RECORDS PROVIDED below:

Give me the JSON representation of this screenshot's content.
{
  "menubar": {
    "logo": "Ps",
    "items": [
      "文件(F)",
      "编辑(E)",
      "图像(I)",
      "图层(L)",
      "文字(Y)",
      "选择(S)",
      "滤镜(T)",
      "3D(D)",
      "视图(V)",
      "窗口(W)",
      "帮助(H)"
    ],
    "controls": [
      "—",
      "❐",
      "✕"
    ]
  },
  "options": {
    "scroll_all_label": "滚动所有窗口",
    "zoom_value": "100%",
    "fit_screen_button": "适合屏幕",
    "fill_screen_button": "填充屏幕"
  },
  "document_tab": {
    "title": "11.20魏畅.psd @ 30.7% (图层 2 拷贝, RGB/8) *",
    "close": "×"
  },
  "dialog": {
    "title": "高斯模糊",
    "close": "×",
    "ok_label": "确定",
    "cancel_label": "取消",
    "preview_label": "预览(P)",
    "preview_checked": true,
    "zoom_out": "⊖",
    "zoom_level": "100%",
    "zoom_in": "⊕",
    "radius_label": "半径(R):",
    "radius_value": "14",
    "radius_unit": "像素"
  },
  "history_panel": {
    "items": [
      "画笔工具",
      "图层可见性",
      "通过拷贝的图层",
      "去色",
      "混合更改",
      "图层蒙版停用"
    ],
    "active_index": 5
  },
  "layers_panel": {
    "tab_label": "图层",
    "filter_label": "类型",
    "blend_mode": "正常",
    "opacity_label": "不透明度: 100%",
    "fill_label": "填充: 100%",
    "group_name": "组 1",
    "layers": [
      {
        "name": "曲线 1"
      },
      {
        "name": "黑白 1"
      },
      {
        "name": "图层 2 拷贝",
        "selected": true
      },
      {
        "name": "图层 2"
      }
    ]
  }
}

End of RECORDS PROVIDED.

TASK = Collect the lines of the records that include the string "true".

ANSWER FOR THIS EXERCISE =
    "preview_checked": true,
        "selected": true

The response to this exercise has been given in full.